Who would have thought ideas meant to facilitate mail delivery would not only help nearly everyone in the country, but also boost the economy as well?
Take, for instance, the U.S. Postal Service’s Address Management System (AMS), a database of around 127 million deliverable addresses. Since its inception, the Postal Service has kept track of addresses to assure continuity and currency of location information. Every change-of-address that is filed – 36 million in 2019 alone – updates the AMS.
This elaborate system helps USPS make sure that people and businesses get their mail. The AMS also helps business mailers correct street addresses and city names in their mailing lists. But it has done a lot more. For example, USPS worked closely with counties, converting old rural route style addresses to street addresses, which were then recorded in the AMS and led to improved 911 services.
The AMS is also a resource for disaster recovery, as was the case in the aftermath of Hurricane Katrina in 2005, when the Louisiana state government and the American Red Cross used the database to help track down displaced people.
Then there’s something so commonplace now that for most people it’s an afterthought, if they think about it at all – the ZIP Code. Developed in 1963, the Zone Improvement Plan Code was originally intended to allow for automation of mail sorting and thus move mail more efficiently. It ended up creating unimagined socio-economic benefits as an organizing and enabling device, becoming a tool for displaying demographic information as well as a support structure for entire industries such as insurance and real estate.
It even featured symbolically in a 1990s hit TV show, Beverly Hills, 90210 – a location identifier associated with luxury and privilege.
Moreover, the Postal Service offered the ZIP Code and its ability to organize data by geography on an open platform as a free public service for anyone to use. As we noted in our 2013 white paper, The Untold Story of the ZIP Code, IBM computed that the additional revenues and reduced costs resulting directly from the ZIP Code in all its uses amounts to close to $10 billion annually in value across the economy.

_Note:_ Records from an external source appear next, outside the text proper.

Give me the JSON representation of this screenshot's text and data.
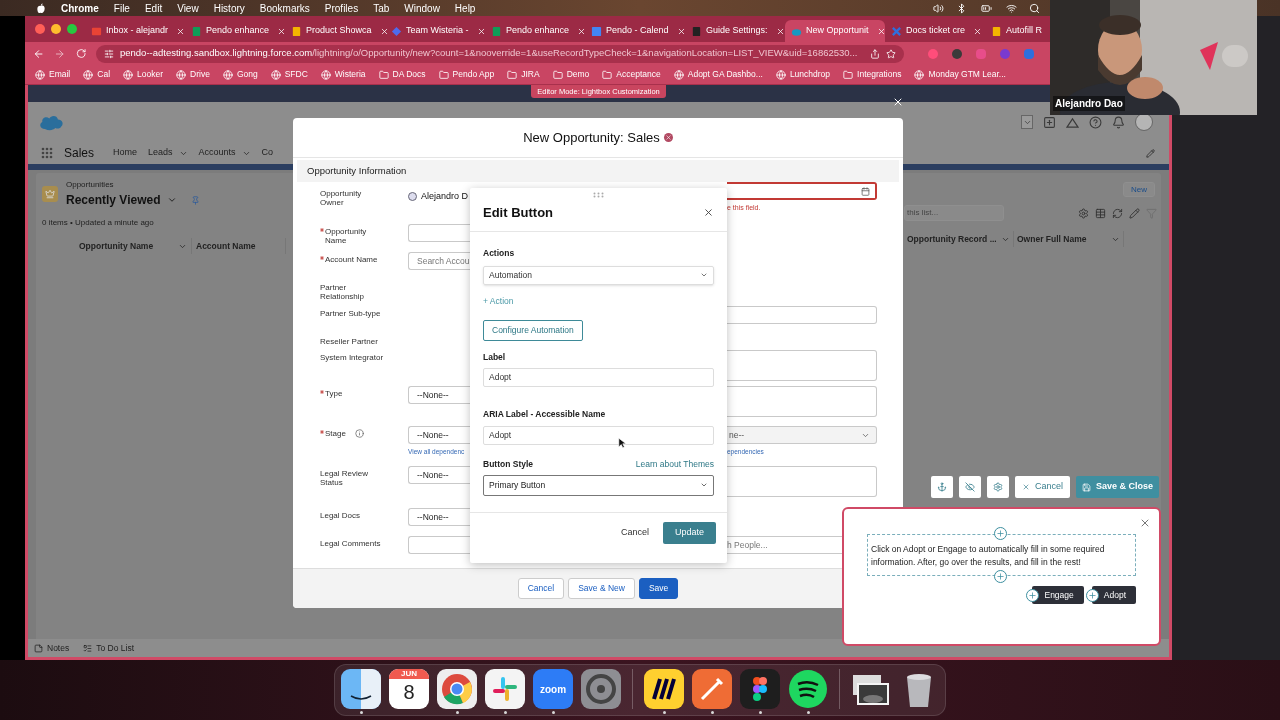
{
  "menu_bar": {
    "app": "Chrome",
    "menus": [
      "File",
      "Edit",
      "View",
      "History",
      "Bookmarks",
      "Profiles",
      "Tab",
      "Window",
      "Help"
    ]
  },
  "browser": {
    "tabs": [
      {
        "title": "Inbox - alejandr",
        "kind": "mail",
        "selected": false
      },
      {
        "title": "Pendo enhance",
        "kind": "sheet",
        "selected": false
      },
      {
        "title": "Product Showca",
        "kind": "slides",
        "selected": false
      },
      {
        "title": "Team Wisteria -",
        "kind": "diamond",
        "selected": false
      },
      {
        "title": "Pendo enhance",
        "kind": "sheet",
        "selected": false
      },
      {
        "title": "Pendo - Calend",
        "kind": "calendar",
        "selected": false
      },
      {
        "title": "Guide Settings:",
        "kind": "book",
        "selected": false
      },
      {
        "title": "New Opportunit",
        "kind": "cloud",
        "selected": true
      },
      {
        "title": "Docs ticket cre",
        "kind": "tool",
        "selected": false
      },
      {
        "title": "Autofill R",
        "kind": "slides",
        "selected": false
      }
    ],
    "url_host": "pendo--adtesting.sandbox.lightning.force.com",
    "url_path": "/lightning/o/Opportunity/new?count=1&nooverride=1&useRecordTypeCheck=1&navigationLocation=LIST_VIEW&uid=16862530...",
    "bookmarks": [
      {
        "label": "Email",
        "kind": "site"
      },
      {
        "label": "Cal",
        "kind": "site"
      },
      {
        "label": "Looker",
        "kind": "site"
      },
      {
        "label": "Drive",
        "kind": "site"
      },
      {
        "label": "Gong",
        "kind": "site"
      },
      {
        "label": "SFDC",
        "kind": "site"
      },
      {
        "label": "Wisteria",
        "kind": "site"
      },
      {
        "label": "DA Docs",
        "kind": "folder"
      },
      {
        "label": "Pendo App",
        "kind": "folder"
      },
      {
        "label": "JIRA",
        "kind": "folder"
      },
      {
        "label": "Demo",
        "kind": "folder"
      },
      {
        "label": "Acceptance",
        "kind": "folder"
      },
      {
        "label": "Adopt GA Dashbo...",
        "kind": "site"
      },
      {
        "label": "Lunchdrop",
        "kind": "site"
      },
      {
        "label": "Integrations",
        "kind": "folder"
      },
      {
        "label": "Monday GTM Lear...",
        "kind": "site"
      }
    ]
  },
  "editor_banner": "Editor Mode: Lightbox Customization",
  "salesforce": {
    "app_name": "Sales",
    "nav": [
      {
        "label": "Home",
        "dropdown": false
      },
      {
        "label": "Leads",
        "dropdown": true
      },
      {
        "label": "Accounts",
        "dropdown": true
      },
      {
        "label": "Co",
        "dropdown": false
      }
    ],
    "list": {
      "object": "Opportunities",
      "view": "Recently Viewed",
      "status": "0 items • Updated a minute ago",
      "new_button": "New",
      "search_placeholder": "this list...",
      "columns_left": [
        "Opportunity Name",
        "Account Name"
      ],
      "columns_right": [
        "Opportunity Record ...",
        "Owner Full Name"
      ]
    },
    "utility_bar": [
      {
        "label": "Notes",
        "kind": "notes"
      },
      {
        "label": "To Do List",
        "kind": "todo"
      }
    ]
  },
  "modal": {
    "title": "New Opportunity: Sales",
    "section": "Opportunity Information",
    "rows": [
      {
        "label": "Opportunity Owner",
        "required": false,
        "kind": "owner",
        "value": "Alejandro D",
        "right": {
          "kind": "date",
          "error": "e this field."
        }
      },
      {
        "label": "Opportunity Name",
        "required": true,
        "kind": "input"
      },
      {
        "label": "Account Name",
        "required": true,
        "kind": "input",
        "placeholder": "Search Accou"
      },
      {
        "label": "Partner Relationship",
        "required": false,
        "kind": "none"
      },
      {
        "label": "Partner Sub-type",
        "required": false,
        "kind": "none",
        "right": {
          "kind": "input"
        }
      },
      {
        "label": "Reseller Partner",
        "required": false,
        "kind": "none"
      },
      {
        "label": "System Integrator",
        "required": false,
        "kind": "none",
        "right": {
          "kind": "textarea"
        }
      },
      {
        "label": "Type",
        "required": true,
        "kind": "select",
        "value": "--None--",
        "right": {
          "kind": "textarea"
        }
      },
      {
        "label": "Stage",
        "required": true,
        "kind": "select",
        "value": "--None--",
        "info": true,
        "link": "View all dependenc",
        "right": {
          "kind": "select",
          "value": "ne--",
          "link": "ependencies"
        }
      },
      {
        "label": "Legal Review Status",
        "required": false,
        "kind": "select",
        "value": "--None--",
        "right": {
          "kind": "textarea"
        }
      },
      {
        "label": "Legal Docs",
        "required": false,
        "kind": "select",
        "value": "--None--"
      },
      {
        "label": "Legal Comments",
        "required": false,
        "kind": "input",
        "right": {
          "kind": "lookup",
          "placeholder": "h People..."
        }
      }
    ],
    "buttons": [
      {
        "label": "Cancel",
        "kind": "neutral"
      },
      {
        "label": "Save & New",
        "kind": "neutral"
      },
      {
        "label": "Save",
        "kind": "brand"
      }
    ]
  },
  "edit_button_dialog": {
    "title": "Edit Button",
    "actions_label": "Actions",
    "action_value": "Automation",
    "add_action": "+ Action",
    "configure_button": "Configure Automation",
    "label_label": "Label",
    "label_value": "Adopt",
    "aria_label": "ARIA Label - Accessible Name",
    "aria_value": "Adopt",
    "style_label": "Button Style",
    "themes_link": "Learn about Themes",
    "style_value": "Primary Button",
    "cancel": "Cancel",
    "update": "Update"
  },
  "pendo_toolbar": {
    "cancel": "Cancel",
    "save": "Save & Close"
  },
  "guide": {
    "text": "Click on Adopt or Engage to automatically fill in some required information. After, go over the results, and fill in the rest!",
    "buttons": [
      "Engage",
      "Adopt"
    ]
  },
  "webcam": {
    "name": "Alejandro Dao"
  },
  "dock": {
    "apps": [
      {
        "kind": "finder",
        "running": true
      },
      {
        "kind": "calendar",
        "month": "JUN",
        "day": "8",
        "running": false
      },
      {
        "kind": "browser",
        "running": true
      },
      {
        "kind": "chat",
        "running": true
      },
      {
        "kind": "video",
        "logo": "zoom",
        "running": true
      },
      {
        "kind": "settings",
        "running": false
      },
      {
        "kind": "divider"
      },
      {
        "kind": "whiteboard",
        "running": true
      },
      {
        "kind": "rocket",
        "running": true
      },
      {
        "kind": "design",
        "running": true
      },
      {
        "kind": "music",
        "running": true
      },
      {
        "kind": "divider"
      },
      {
        "kind": "thumbnail",
        "running": false
      },
      {
        "kind": "trash",
        "running": false
      }
    ]
  }
}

These are just two ways the Postal Service plays a role in the national infrastructure. Can you think of others?